◆ Data about app and page elements:
------

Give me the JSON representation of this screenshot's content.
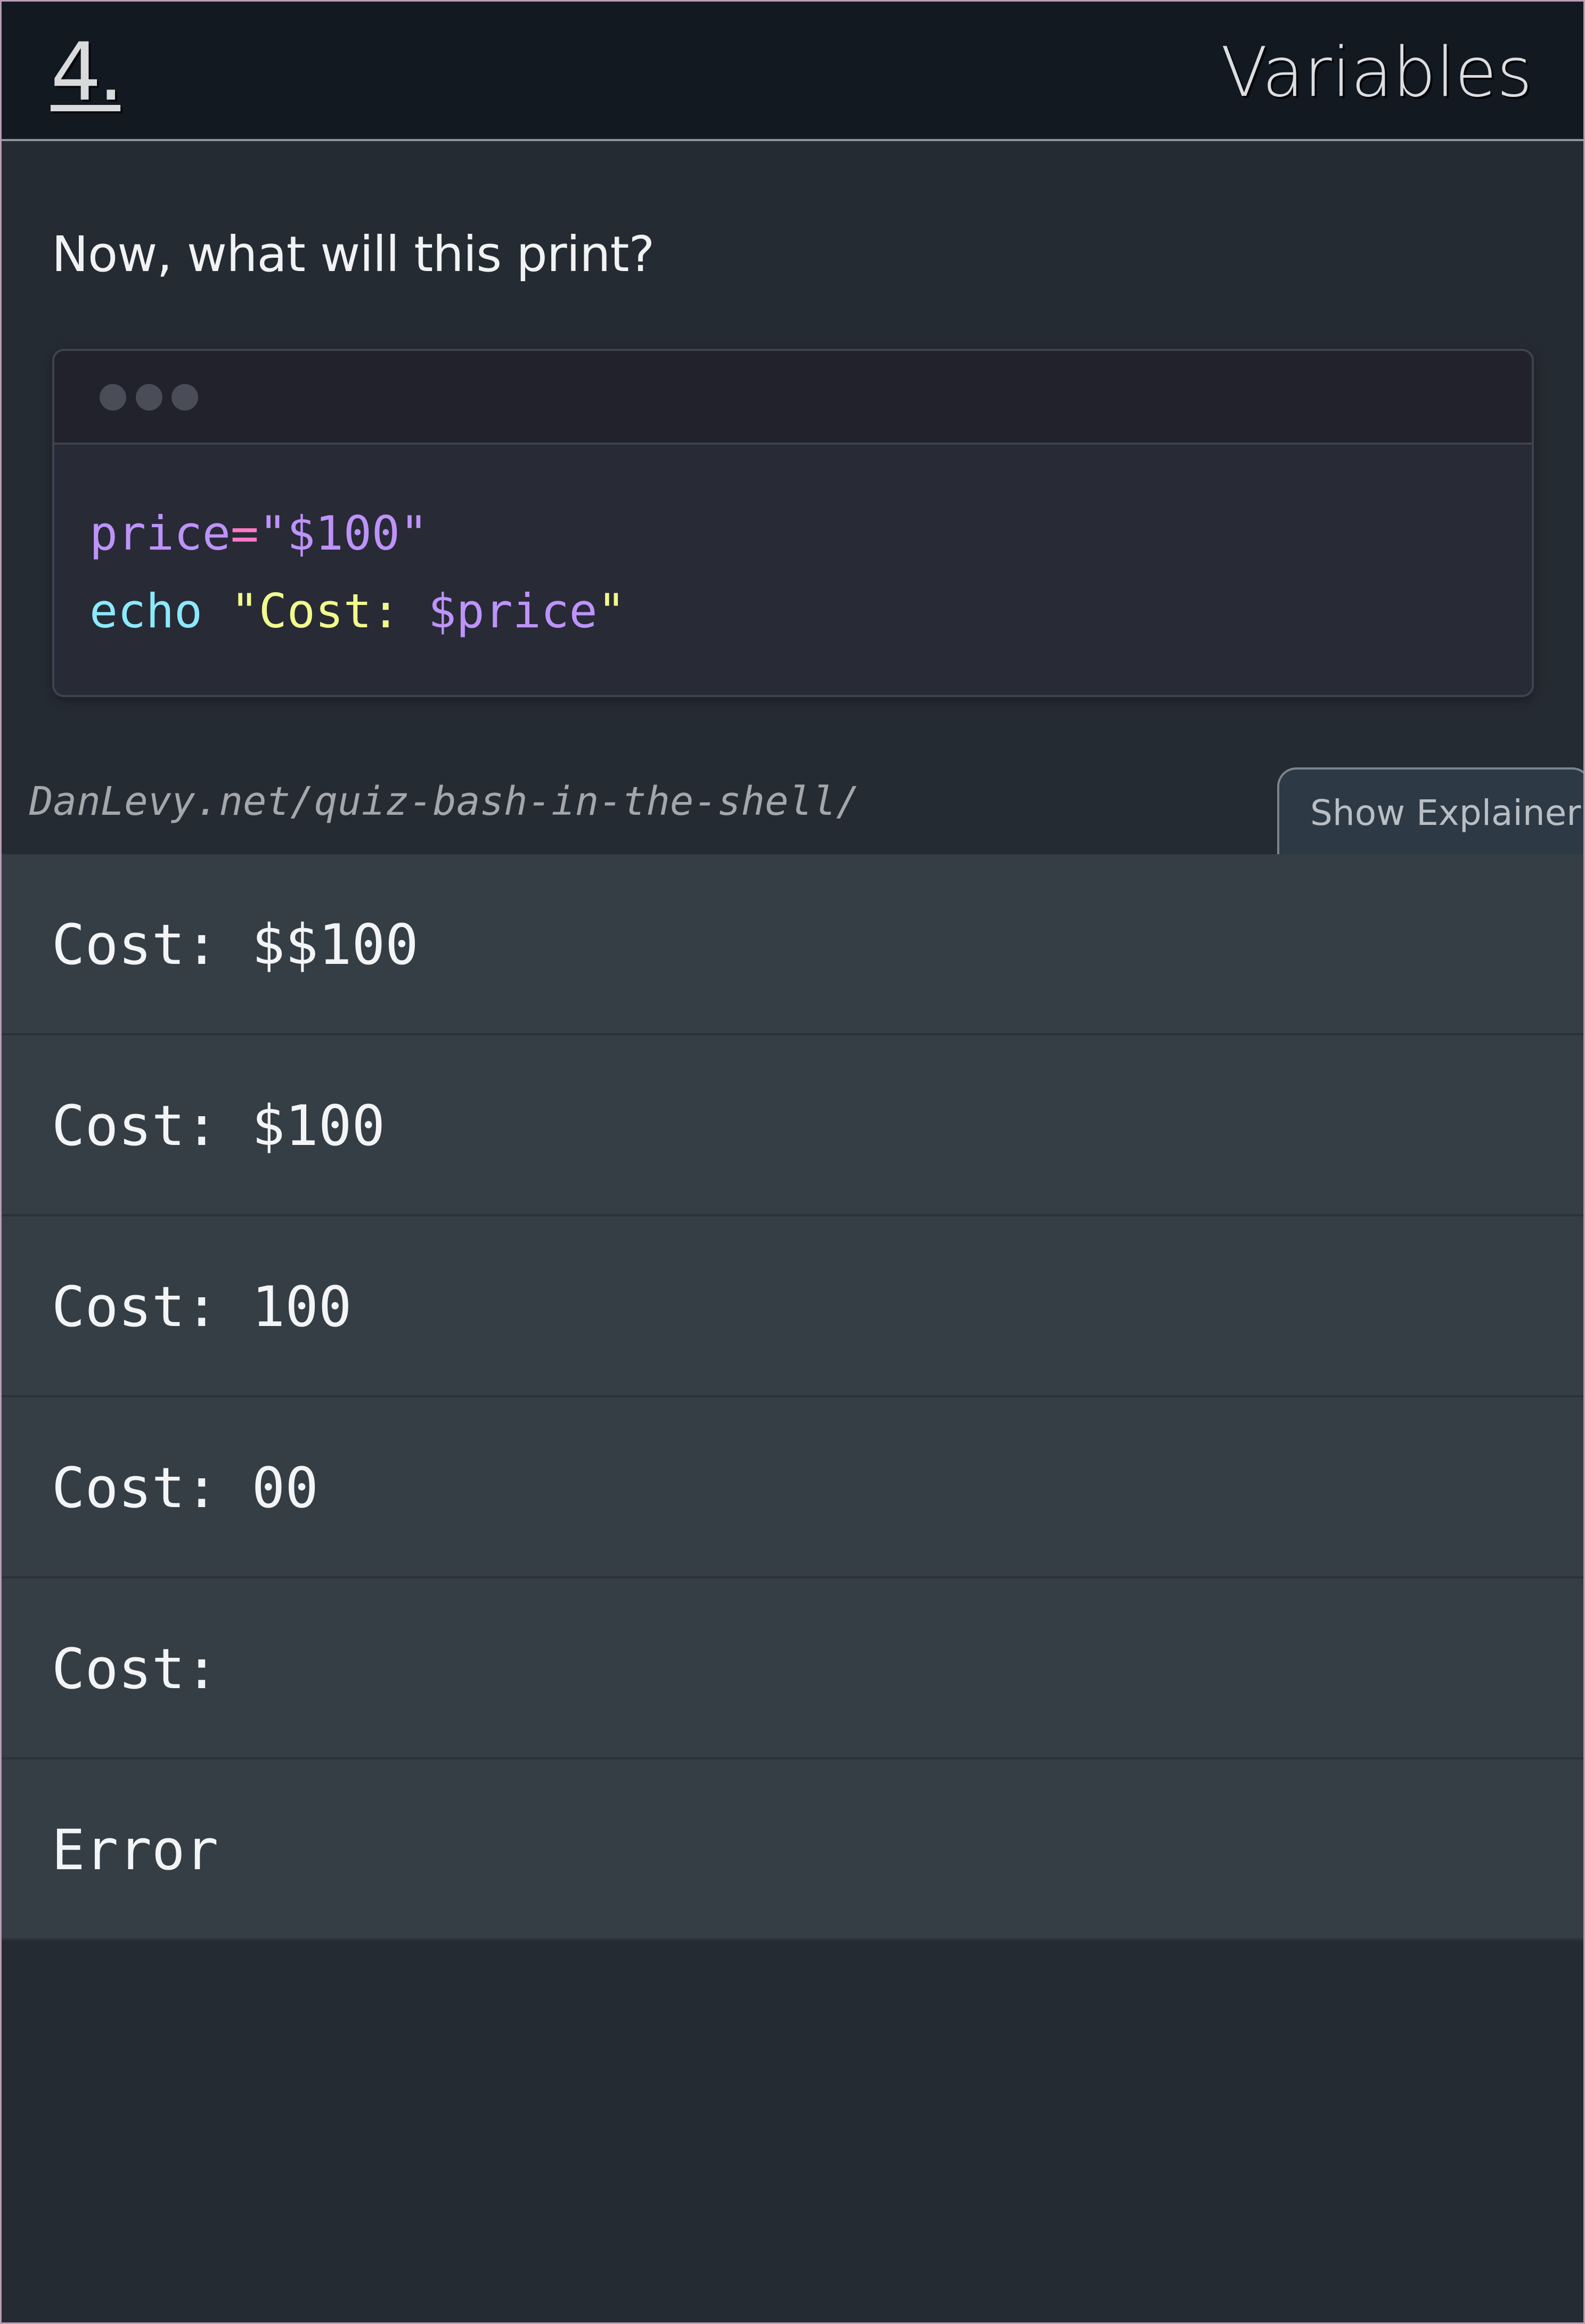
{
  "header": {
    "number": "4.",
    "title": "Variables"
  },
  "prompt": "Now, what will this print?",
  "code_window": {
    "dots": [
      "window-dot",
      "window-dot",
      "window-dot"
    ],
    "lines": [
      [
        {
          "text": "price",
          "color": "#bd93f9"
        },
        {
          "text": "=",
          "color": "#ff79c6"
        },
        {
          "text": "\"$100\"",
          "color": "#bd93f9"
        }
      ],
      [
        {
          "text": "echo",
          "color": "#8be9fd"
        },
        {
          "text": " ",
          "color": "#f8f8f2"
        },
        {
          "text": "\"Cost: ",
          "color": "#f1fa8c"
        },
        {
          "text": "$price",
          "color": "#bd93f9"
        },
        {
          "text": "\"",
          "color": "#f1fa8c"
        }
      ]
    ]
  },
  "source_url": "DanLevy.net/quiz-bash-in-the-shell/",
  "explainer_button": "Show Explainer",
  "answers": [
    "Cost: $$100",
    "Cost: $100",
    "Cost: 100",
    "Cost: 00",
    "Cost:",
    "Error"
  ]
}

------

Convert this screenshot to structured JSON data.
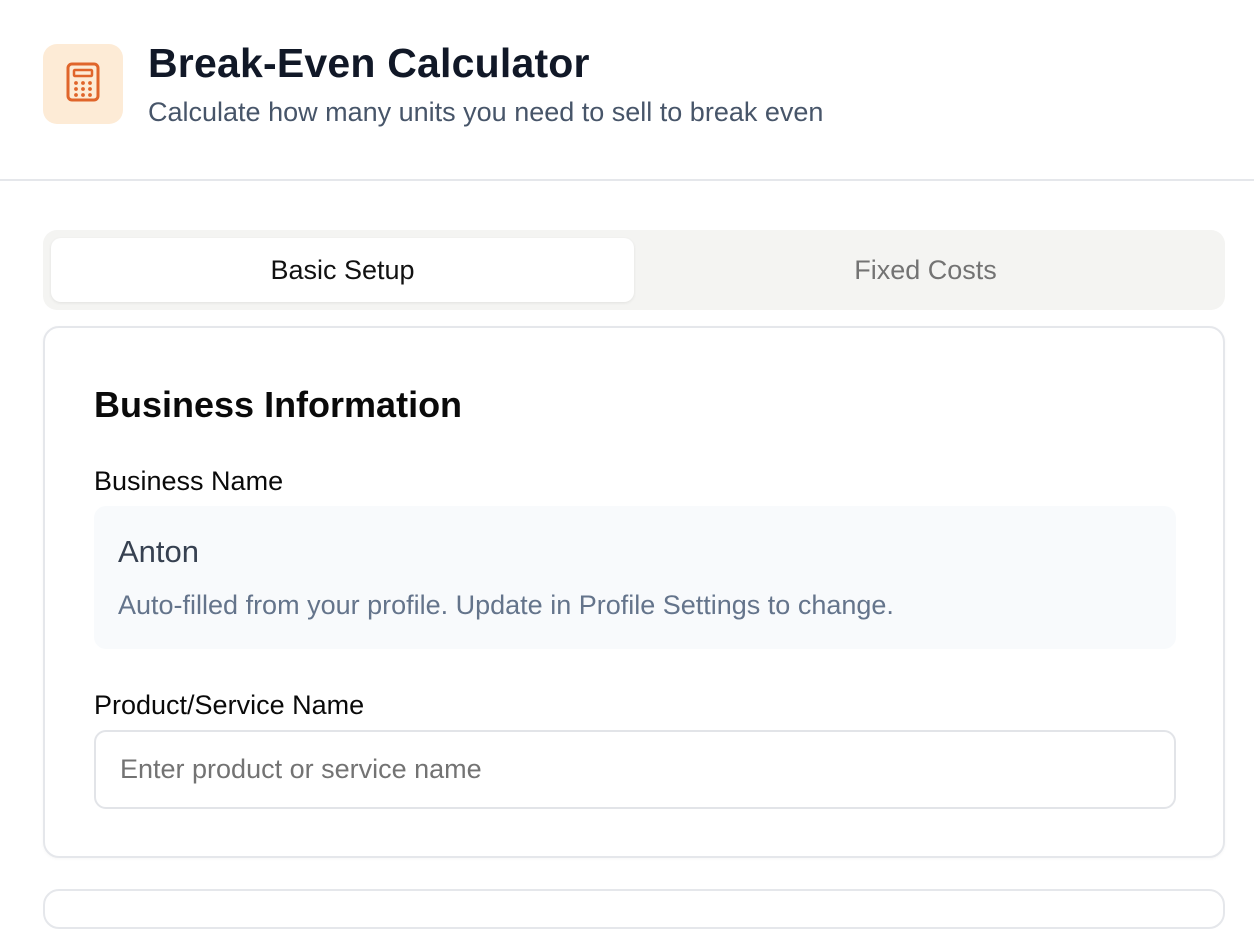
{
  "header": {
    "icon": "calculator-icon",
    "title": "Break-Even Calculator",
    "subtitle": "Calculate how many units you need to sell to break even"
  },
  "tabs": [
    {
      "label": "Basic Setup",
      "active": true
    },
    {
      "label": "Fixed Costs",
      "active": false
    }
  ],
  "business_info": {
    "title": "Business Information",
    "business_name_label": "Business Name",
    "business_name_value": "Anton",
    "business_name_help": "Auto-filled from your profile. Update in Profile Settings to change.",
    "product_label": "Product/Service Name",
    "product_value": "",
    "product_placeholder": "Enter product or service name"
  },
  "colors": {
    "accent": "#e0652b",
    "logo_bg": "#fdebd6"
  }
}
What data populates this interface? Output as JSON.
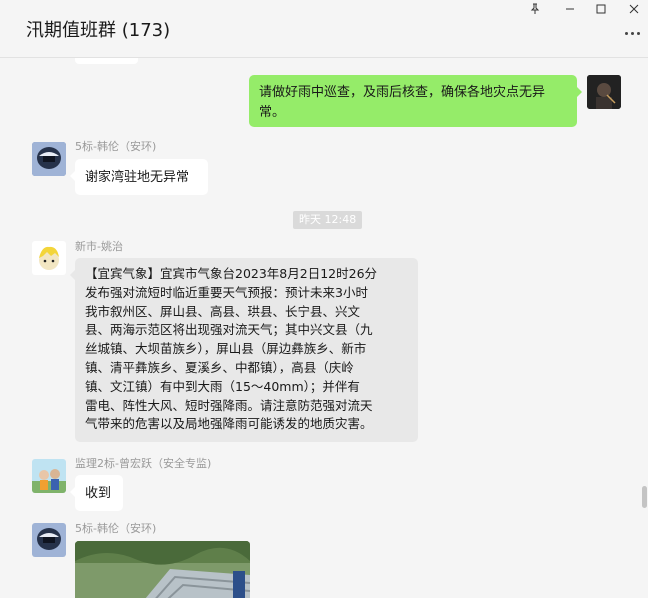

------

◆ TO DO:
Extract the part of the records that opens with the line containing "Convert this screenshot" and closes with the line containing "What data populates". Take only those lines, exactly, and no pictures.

◆ EXERCISE RESULT:
Convert this screenshot to structured JSON data.
{
  "header": {
    "icon": "calculator-icon",
    "title": "Break-Even Calculator",
    "subtitle": "Calculate how many units you need to sell to break even"
  },
  "tabs": [
    {
      "label": "Basic Setup",
      "active": true
    },
    {
      "label": "Fixed Costs",
      "active": false
    }
  ],
  "business_info": {
    "title": "Business Information",
    "business_name_label": "Business Name",
    "business_name_value": "Anton",
    "business_name_help": "Auto-filled from your profile. Update in Profile Settings to change.",
    "product_label": "Product/Service Name",
    "product_value": "",
    "product_placeholder": "Enter product or service name"
  },
  "colors": {
    "accent": "#e0652b",
    "logo_bg": "#fdebd6"
  }
}
What data populates this interface? Output as JSON.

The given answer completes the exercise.